of the time I have failed to receive an answer. What would happen
if a CAP member was in an automobile accident, with a CAP radio
who tried using your repeater? (This only applies to Amateur
and CAP staff. )
During a disaster your repeater may fail, can your unit
still provide support communications without the repeater? (EVERYBODY
, do your radios have "talk around"? If not, your
Internet, E-Mail, facsimile, cellular and land line telephones
have made our daily communications simple, easy and very handy
to conduct our business. However, during a disaster all of these services
will be overloaded, or not useable. They can not be relied
upon for a true disaster event. During a disaster some of
these may work, and if they do, that will make things easier,
but you can not depend on that until it happens.
The thing that scares me is that many local governments,
disaster support agencies, and even CAP units and members are
relying on non tactical communications and are not maintaining

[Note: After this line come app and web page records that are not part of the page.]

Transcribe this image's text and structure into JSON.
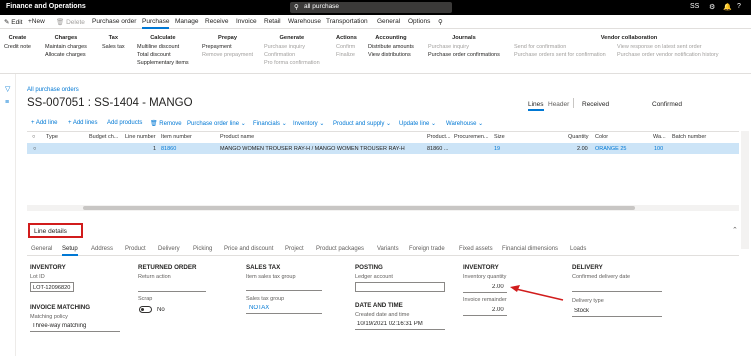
{
  "app": {
    "title": "Finance and Operations",
    "search_text": "all purchase",
    "user_initials": "SS"
  },
  "actions": {
    "edit": "Edit",
    "new": "New",
    "delete": "Delete",
    "tabs": [
      "Purchase order",
      "Purchase",
      "Manage",
      "Receive",
      "Invoice",
      "Retail",
      "Warehouse",
      "Transportation",
      "General",
      "Options"
    ]
  },
  "ribbon": {
    "create": {
      "h": "Create",
      "items": [
        "Credit note"
      ]
    },
    "charges": {
      "h": "Charges",
      "items": [
        "Maintain charges",
        "Allocate charges"
      ]
    },
    "tax": {
      "h": "Tax",
      "items": [
        "Sales tax"
      ]
    },
    "calculate": {
      "h": "Calculate",
      "items": [
        "Multiline discount",
        "Total discount",
        "Supplementary items"
      ]
    },
    "prepay": {
      "h": "Prepay",
      "items": [
        "Prepayment",
        "Remove prepayment"
      ]
    },
    "generate": {
      "h": "Generate",
      "items": [
        "Purchase inquiry",
        "Confirmation",
        "Pro forma confirmation"
      ]
    },
    "actions": {
      "h": "Actions",
      "items": [
        "Confirm",
        "Finalize"
      ]
    },
    "accounting": {
      "h": "Accounting",
      "items": [
        "Distribute amounts",
        "View distributions"
      ]
    },
    "journals": {
      "h": "Journals",
      "items": [
        "Purchase inquiry",
        "Purchase order confirmations"
      ]
    },
    "vendor": {
      "h": "Vendor collaboration",
      "items": [
        "Send for confirmation",
        "Purchase orders sent for confirmation",
        "View response on latest sent order",
        "Purchase order vendor notification history"
      ]
    }
  },
  "header": {
    "breadcrumb": "All purchase orders",
    "title": "SS-007051 : SS-1404 - MANGO",
    "view_lines": "Lines",
    "view_header": "Header",
    "status1": "Received",
    "status2": "Confirmed"
  },
  "lines_toolbar": [
    "+ Add line",
    "+ Add lines",
    "Add products",
    "Remove",
    "Purchase order line",
    "Financials",
    "Inventory",
    "Product and supply",
    "Update line",
    "Warehouse"
  ],
  "grid": {
    "headers": [
      "Type",
      "Budget ch...",
      "Line number",
      "Item number",
      "Product name",
      "Product...",
      "Procuremen...",
      "Size",
      "Quantity",
      "Color",
      "Wa...",
      "Batch number"
    ],
    "row": {
      "line": "1",
      "item": "81860",
      "product": "MANGO WOMEN TROUSER RAY-H / MANGO WOMEN TROUSER RAY-H",
      "product2": "81860 ...",
      "size": "19",
      "quantity": "2.00",
      "color": "ORANGE 25",
      "wh": "100"
    }
  },
  "line_details": {
    "label": "Line details",
    "tabs": [
      "General",
      "Setup",
      "Address",
      "Product",
      "Delivery",
      "Picking",
      "Price and discount",
      "Project",
      "Product packages",
      "Variants",
      "Foreign trade",
      "Fixed assets",
      "Financial dimensions",
      "Loads"
    ]
  },
  "setup": {
    "inventory_h": "INVENTORY",
    "lot_label": "Lot ID",
    "lot_value": "LOT-12096820",
    "matching_h": "INVOICE MATCHING",
    "matching_label": "Matching policy",
    "matching_value": "Three-way matching",
    "returned_h": "RETURNED ORDER",
    "return_label": "Return action",
    "scrap_label": "Scrap",
    "scrap_value": "No",
    "salestax_h": "SALES TAX",
    "item_tax_label": "Item sales tax group",
    "tax_group_label": "Sales tax group",
    "tax_group_value": "NOTAX",
    "posting_h": "POSTING",
    "ledger_label": "Ledger account",
    "date_h": "DATE AND TIME",
    "created_label": "Created date and time",
    "created_value": "10/19/2021 02:16:31 PM",
    "inv2_h": "INVENTORY",
    "inv_qty_label": "Inventory quantity",
    "inv_qty_value": "2.00",
    "inv_rem_label": "Invoice remainder",
    "inv_rem_value": "2.00",
    "delivery_h": "DELIVERY",
    "confirmed_label": "Confirmed delivery date",
    "delivery_type_label": "Delivery type",
    "delivery_type_value": "Stock"
  },
  "colors": {
    "accent": "#0078d4",
    "highlight": "#d11c1c",
    "selected_row": "#cce4f7"
  }
}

their local and long range radio communications capabilities or
relationships with RACES and ARES.
You should use your all of your radios at least once every
week. Check into a local and HF net each week, and your station
will work when the need arises. Do not forget to pack up those
emergency back up portable antenna (including coaxial cables,
ropes, anchors, ect) systems for each band.
If your unit does not have two (one should be yours) High
Frequency radio systems, that can operate on 4 MHz and 7 MHz,
with at least the capability to operate mobile, then, shame on
you and your unit. You're not fully prepared. (This only applies
to Amateur and CAP staff. )
I am open to any comments or ideas that you may wish to pass on.
This document may be re-printed as long as the original source
and author are noted. I would like notice of any publication
that uses this material, but prior notification is not required
unless you make changes in it. If you wish to change or edit
it, please send your changes for approval by E-Mail. I have no
problems with improvements as long as I have a copy for my records.
Maj. James "Ric" Sohl
USAF/AU-CAP Texas Wing Asst. DOK
Radio Calls: K5RIC [HAM] TEXAS CAP [USAF/AU] AFA4ZV [USAF/MARS]
Training and Experience of the author:
James R. Sohl, Licensed as a First Class Radiotelephone Operator,
with Ship Radar Endorsement, that was changed to a General Radio
Telephone Operator, with Ship Radar Endorsement. All such licensee's
were converted by an FCC rule change. Licensed as an Extra
Class Amateur Radio Operator, with a station call sign of K5RIC.
FAA Licensed Pilot, with more than 300 hours mission flight time
and 1,200+ hours total time.
Training and experience, as a communications officer for several
Sheriff and Police departments, as well as serving as a Civil
Defense Director / Coordinator for Brewster County and the City
Provided industrial communications service for many years to all
types of systems, from 200 kHz to 14 GHz, transmitters, receivers
and associated equipment. Designed and build specialized communications
More than 20 years service in the Civil Air Patrol as a Communications
Officer at both Squadron and Group level, and as an Assistant
Director of Communications for Texas.
Active in training and service as a Military Affiliate Radio Service
(USAF/MARS) and active and qualified as one of six SHARES stations
assigned to USAF/AU Texas Wing.
More than 20 years training and experience with Amateur (Ham)
radio emergency services, including, Radio Amateur Civil Emergency
Service (RACES) and Amateur Radio Emergency Service (ARES) and
the National Weather Service SKYWARN program.
Actual experience in many disaster events, starting with the
Flood at Sanderson, Texas in 1965. Experience as ground team
member, , deputy sheriff, fireman, rescue squad leader, ambulance
attendant, Mission Coordinator, Mission Communications Officer,
Mission Pilot, Counter Drug Pilot, Transport Pilot, Safety Officer,
Air and Ground Operations Officer, Net control operator for ARES,
and RACES networks.